The visit of Pope Francis to Ciudad Juárez to stand with people fleeing violence and poverty and gaze through the wire fence from the Mexican side of the border into the United States of America (US) has got right up the nose of the flamboyant American presidential candidate, Donald Trump.

Trump was quoted on February 11 as describing the pope as a highly political person who does not understand the dangerous implications of the compassion he shows for migrants and people of the move.

In fact, he went as far as calling Pope Francis a political pawn of the Mexican government, when he said, “Mexico got him to do it, because Mexico wants to keep the border just the way it is, because they’re making a fortune we are losing.”

However, it now seems that Trump has now got up the nose of the pope as well. During his inflight press conference between Mexico and Rome, Pope Francis said, “Thank God he said I am a politician,” as Aristotle says that makes me human.

He then went on to ask, “Am I a pawn? I’ll let you and the people be the judge. A person who thinks only about building walls wherever they may be, and not of building bridges, is not a Christian.
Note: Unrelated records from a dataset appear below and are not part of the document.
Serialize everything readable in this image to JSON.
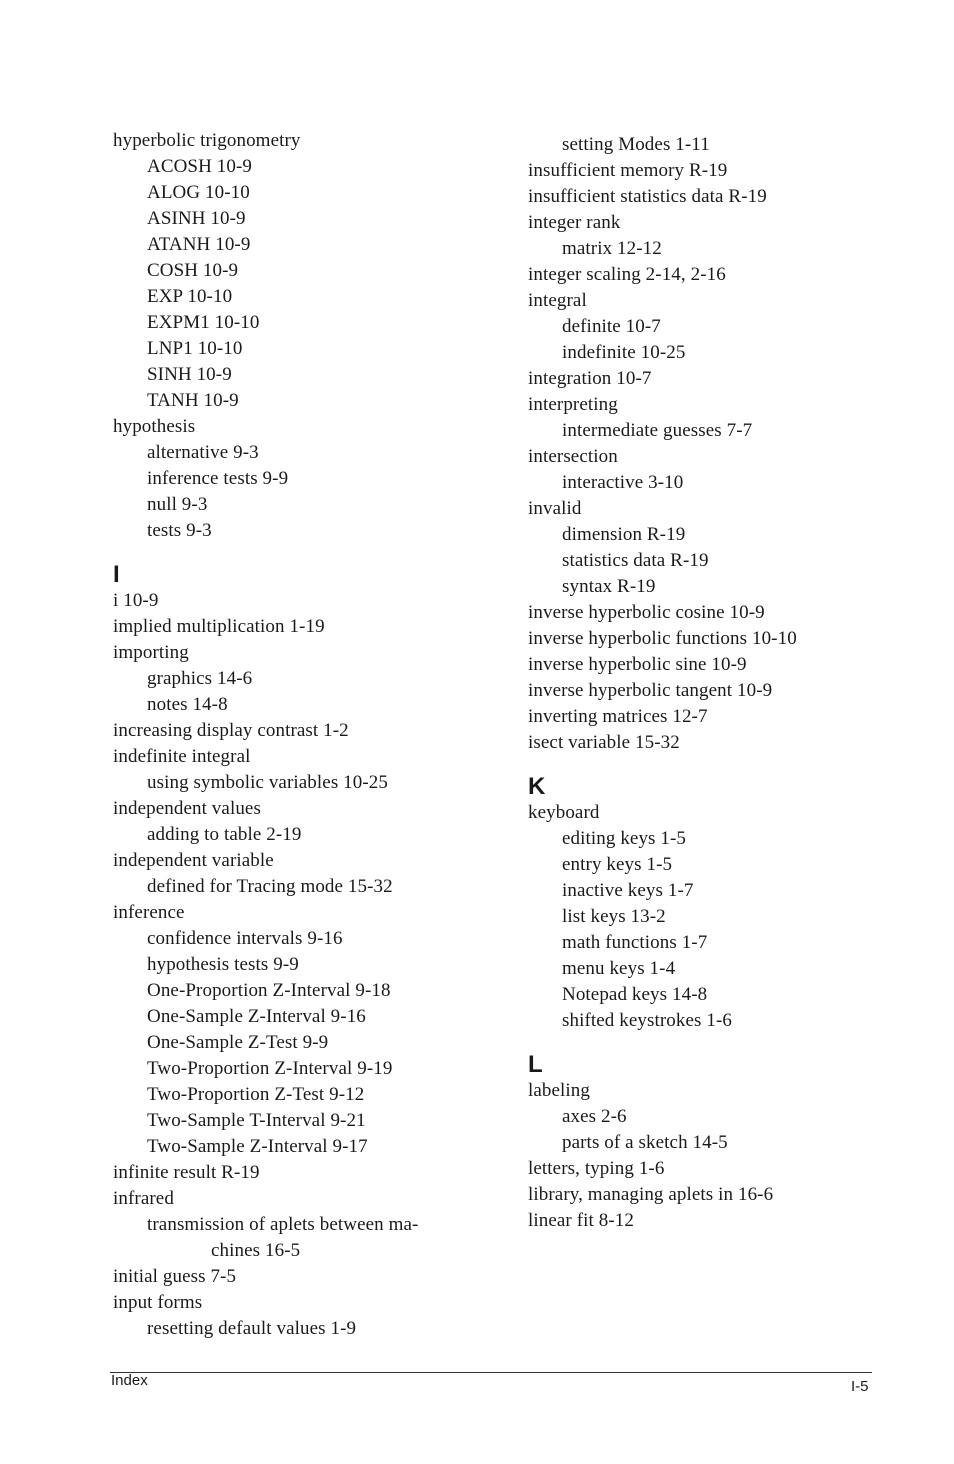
{
  "columns": [
    {
      "items": [
        {
          "type": "entry",
          "level": 1,
          "text": "hyperbolic trigonometry"
        },
        {
          "type": "entry",
          "level": 2,
          "text": "ACOSH 10-9"
        },
        {
          "type": "entry",
          "level": 2,
          "text": "ALOG 10-10"
        },
        {
          "type": "entry",
          "level": 2,
          "text": "ASINH 10-9"
        },
        {
          "type": "entry",
          "level": 2,
          "text": "ATANH 10-9"
        },
        {
          "type": "entry",
          "level": 2,
          "text": "COSH 10-9"
        },
        {
          "type": "entry",
          "level": 2,
          "text": "EXP 10-10"
        },
        {
          "type": "entry",
          "level": 2,
          "text": "EXPM1 10-10"
        },
        {
          "type": "entry",
          "level": 2,
          "text": "LNP1 10-10"
        },
        {
          "type": "entry",
          "level": 2,
          "text": "SINH 10-9"
        },
        {
          "type": "entry",
          "level": 2,
          "text": "TANH 10-9"
        },
        {
          "type": "entry",
          "level": 1,
          "text": "hypothesis"
        },
        {
          "type": "entry",
          "level": 2,
          "text": "alternative 9-3"
        },
        {
          "type": "entry",
          "level": 2,
          "text": "inference tests 9-9"
        },
        {
          "type": "entry",
          "level": 2,
          "text": "null 9-3"
        },
        {
          "type": "entry",
          "level": 2,
          "text": "tests 9-3"
        },
        {
          "type": "letter",
          "text": "I"
        },
        {
          "type": "entry",
          "level": 1,
          "text": "i 10-9"
        },
        {
          "type": "entry",
          "level": 1,
          "text": "implied multiplication 1-19"
        },
        {
          "type": "entry",
          "level": 1,
          "text": "importing"
        },
        {
          "type": "entry",
          "level": 2,
          "text": "graphics 14-6"
        },
        {
          "type": "entry",
          "level": 2,
          "text": "notes 14-8"
        },
        {
          "type": "entry",
          "level": 1,
          "text": "increasing display contrast 1-2"
        },
        {
          "type": "entry",
          "level": 1,
          "text": "indefinite integral"
        },
        {
          "type": "entry",
          "level": 2,
          "text": "using symbolic variables 10-25"
        },
        {
          "type": "entry",
          "level": 1,
          "text": "independent values"
        },
        {
          "type": "entry",
          "level": 2,
          "text": "adding to table 2-19"
        },
        {
          "type": "entry",
          "level": 1,
          "text": "independent variable"
        },
        {
          "type": "entry",
          "level": 2,
          "text": "defined for Tracing mode 15-32"
        },
        {
          "type": "entry",
          "level": 1,
          "text": "inference"
        },
        {
          "type": "entry",
          "level": 2,
          "text": "confidence intervals 9-16"
        },
        {
          "type": "entry",
          "level": 2,
          "text": "hypothesis tests 9-9"
        },
        {
          "type": "entry",
          "level": 2,
          "text": "One-Proportion Z-Interval 9-18"
        },
        {
          "type": "entry",
          "level": 2,
          "text": "One-Sample Z-Interval 9-16"
        },
        {
          "type": "entry",
          "level": 2,
          "text": "One-Sample Z-Test 9-9"
        },
        {
          "type": "entry",
          "level": 2,
          "text": "Two-Proportion Z-Interval 9-19"
        },
        {
          "type": "entry",
          "level": 2,
          "text": "Two-Proportion Z-Test 9-12"
        },
        {
          "type": "entry",
          "level": 2,
          "text": "Two-Sample T-Interval 9-21"
        },
        {
          "type": "entry",
          "level": 2,
          "text": "Two-Sample Z-Interval 9-17"
        },
        {
          "type": "entry",
          "level": 1,
          "text": "infinite result R-19"
        },
        {
          "type": "entry",
          "level": 1,
          "text": "infrared"
        },
        {
          "type": "entry",
          "level": 2,
          "text": "transmission of aplets between ma-"
        },
        {
          "type": "entry",
          "level": 3,
          "text": "chines 16-5"
        },
        {
          "type": "entry",
          "level": 1,
          "text": "initial guess 7-5"
        },
        {
          "type": "entry",
          "level": 1,
          "text": "input forms"
        },
        {
          "type": "entry",
          "level": 2,
          "text": "resetting default values 1-9"
        }
      ]
    },
    {
      "items": [
        {
          "type": "entry",
          "level": 2,
          "text": "setting Modes 1-11"
        },
        {
          "type": "entry",
          "level": 1,
          "text": "insufficient memory R-19"
        },
        {
          "type": "entry",
          "level": 1,
          "text": "insufficient statistics data R-19"
        },
        {
          "type": "entry",
          "level": 1,
          "text": "integer rank"
        },
        {
          "type": "entry",
          "level": 2,
          "text": "matrix 12-12"
        },
        {
          "type": "entry",
          "level": 1,
          "text": "integer scaling 2-14, 2-16"
        },
        {
          "type": "entry",
          "level": 1,
          "text": "integral"
        },
        {
          "type": "entry",
          "level": 2,
          "text": "definite 10-7"
        },
        {
          "type": "entry",
          "level": 2,
          "text": "indefinite 10-25"
        },
        {
          "type": "entry",
          "level": 1,
          "text": "integration 10-7"
        },
        {
          "type": "entry",
          "level": 1,
          "text": "interpreting"
        },
        {
          "type": "entry",
          "level": 2,
          "text": "intermediate guesses 7-7"
        },
        {
          "type": "entry",
          "level": 1,
          "text": "intersection"
        },
        {
          "type": "entry",
          "level": 2,
          "text": "interactive 3-10"
        },
        {
          "type": "entry",
          "level": 1,
          "text": "invalid"
        },
        {
          "type": "entry",
          "level": 2,
          "text": "dimension R-19"
        },
        {
          "type": "entry",
          "level": 2,
          "text": "statistics data R-19"
        },
        {
          "type": "entry",
          "level": 2,
          "text": "syntax R-19"
        },
        {
          "type": "entry",
          "level": 1,
          "text": "inverse hyperbolic cosine 10-9"
        },
        {
          "type": "entry",
          "level": 1,
          "text": "inverse hyperbolic functions 10-10"
        },
        {
          "type": "entry",
          "level": 1,
          "text": "inverse hyperbolic sine 10-9"
        },
        {
          "type": "entry",
          "level": 1,
          "text": "inverse hyperbolic tangent 10-9"
        },
        {
          "type": "entry",
          "level": 1,
          "text": "inverting matrices 12-7"
        },
        {
          "type": "entry",
          "level": 1,
          "text": "isect variable 15-32"
        },
        {
          "type": "letter",
          "text": "K"
        },
        {
          "type": "entry",
          "level": 1,
          "text": "keyboard"
        },
        {
          "type": "entry",
          "level": 2,
          "text": "editing keys 1-5"
        },
        {
          "type": "entry",
          "level": 2,
          "text": "entry keys 1-5"
        },
        {
          "type": "entry",
          "level": 2,
          "text": "inactive keys 1-7"
        },
        {
          "type": "entry",
          "level": 2,
          "text": "list keys 13-2"
        },
        {
          "type": "entry",
          "level": 2,
          "text": "math functions 1-7"
        },
        {
          "type": "entry",
          "level": 2,
          "text": "menu keys 1-4"
        },
        {
          "type": "entry",
          "level": 2,
          "text": "Notepad keys 14-8"
        },
        {
          "type": "entry",
          "level": 2,
          "text": "shifted keystrokes 1-6"
        },
        {
          "type": "letter",
          "text": "L"
        },
        {
          "type": "entry",
          "level": 1,
          "text": "labeling"
        },
        {
          "type": "entry",
          "level": 2,
          "text": "axes 2-6"
        },
        {
          "type": "entry",
          "level": 2,
          "text": "parts of a sketch 14-5"
        },
        {
          "type": "entry",
          "level": 1,
          "text": "letters, typing 1-6"
        },
        {
          "type": "entry",
          "level": 1,
          "text": "library, managing aplets in 16-6"
        },
        {
          "type": "entry",
          "level": 1,
          "text": "linear fit 8-12"
        }
      ]
    }
  ],
  "footer": {
    "section_label": "Index",
    "page_number": "I-5"
  }
}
This is not the gospel.”

These are strong words coming from a pope, with possible damaging prospects for Trump, as paying at least lip-service to God, and in some parts Christianity, can be a decisive factor in winning the support of the American public.

Trump is also telling the pope to butt out and implicitly calling on the basic principle of the separation of Church and state—which Pope Francis has strongly advocated during his papacy.
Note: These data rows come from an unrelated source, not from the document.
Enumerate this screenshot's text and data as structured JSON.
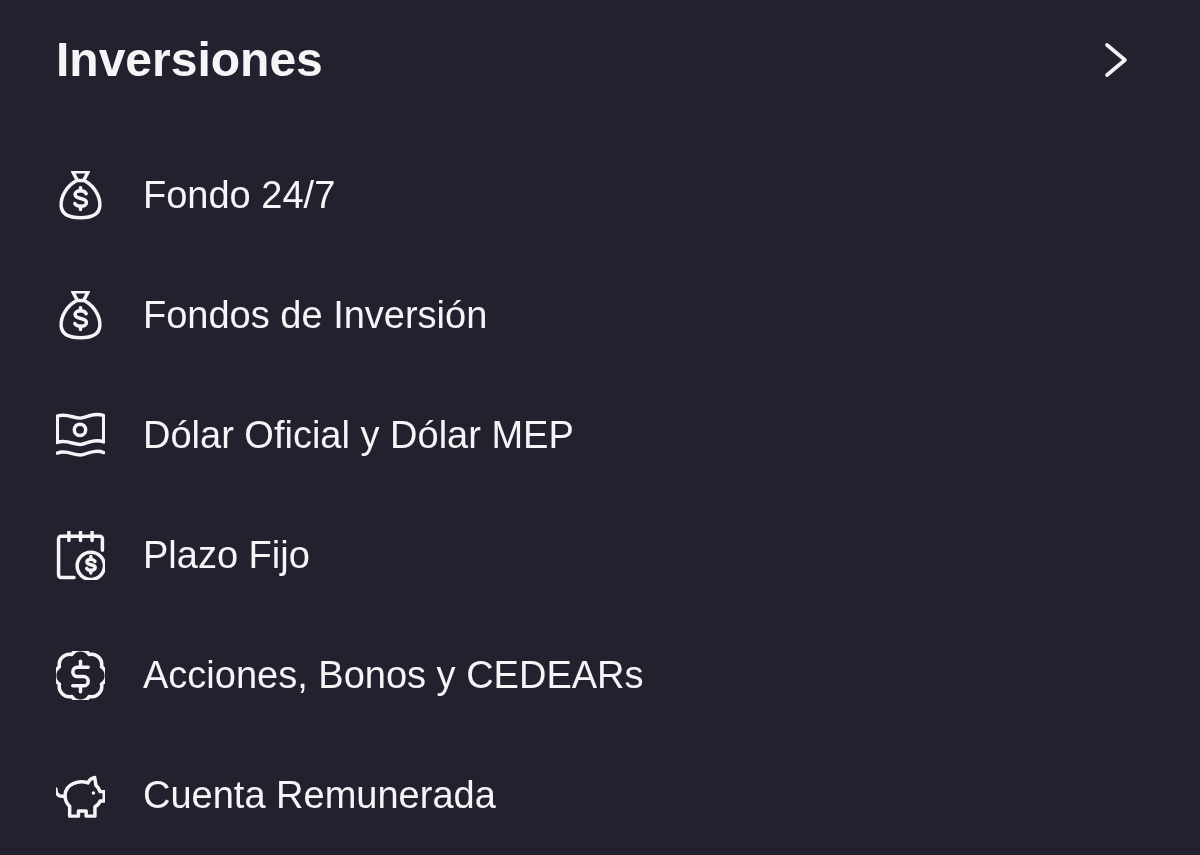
{
  "header": {
    "title": "Inversiones"
  },
  "items": [
    {
      "label": "Fondo 24/7"
    },
    {
      "label": "Fondos de Inversión"
    },
    {
      "label": "Dólar Oficial y Dólar MEP"
    },
    {
      "label": "Plazo Fijo"
    },
    {
      "label": "Acciones, Bonos y CEDEARs"
    },
    {
      "label": "Cuenta Remunerada"
    }
  ]
}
However, Pope Francis is speaking from the perspective of faith in the values articulated by and witnessed to by Jesus Christ, and faith is not the Church and nor are politics the state.

Trump may also be implying that religion should be kept in the cupboard and not allowed to mingle in the public square, whereas the pope is speaking out of his belief that even the public square is subject to moral scrutiny, and most certainly the scrutiny of faith.
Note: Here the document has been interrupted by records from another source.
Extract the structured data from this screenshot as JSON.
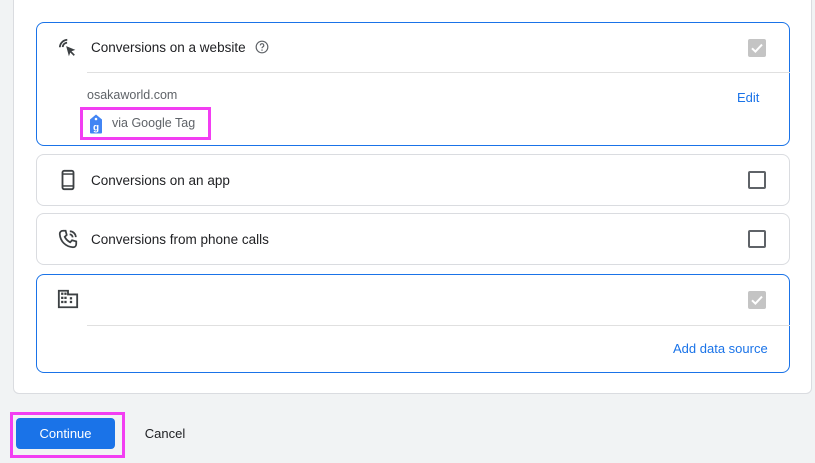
{
  "cards": {
    "website": {
      "title": "Conversions on a website",
      "checked": true,
      "domain": "osakaworld.com",
      "tag_label": "via Google Tag",
      "edit_label": "Edit",
      "icon": "cursor-click-icon"
    },
    "app": {
      "title": "Conversions on an app",
      "checked": false,
      "icon": "smartphone-icon"
    },
    "phone": {
      "title": "Conversions from phone calls",
      "checked": false,
      "icon": "phone-call-icon"
    },
    "offline": {
      "checked": true,
      "add_source_label": "Add data source",
      "icon": "building-icon"
    }
  },
  "footer": {
    "continue_label": "Continue",
    "cancel_label": "Cancel"
  },
  "colors": {
    "accent": "#1a73e8",
    "highlight": "#f23ef2",
    "checkbox_checked": "#c4c4c4"
  }
}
While Pope Francis trod carefully, saying, “I can only say that that such a man is not a Christian if he really spoke that way and said those things,” he also added that this is a different question from whether someone should vote for him or not, clearly separating the political dynamic that operates in all human societies from the party political.

The president of the US Conference of Catholic Bishops, Archbishop Joseph Kurtz, put a bit of balance on the argument when he said that the pope is asking us to see our brothers and sisters—north and south—as fellow pilgrims journeying toward Christ. “We will recall this profound unity and sense of solidarity in a special way.”

One of the last of the few theologically literate world leaders, Australia’s Kevin Rudd, once said that if his government was not at odds with the Church over something, he would be worried—not about his government, but about the Church.


But in the long run what really matters is that it is the people who come up trumps. JiM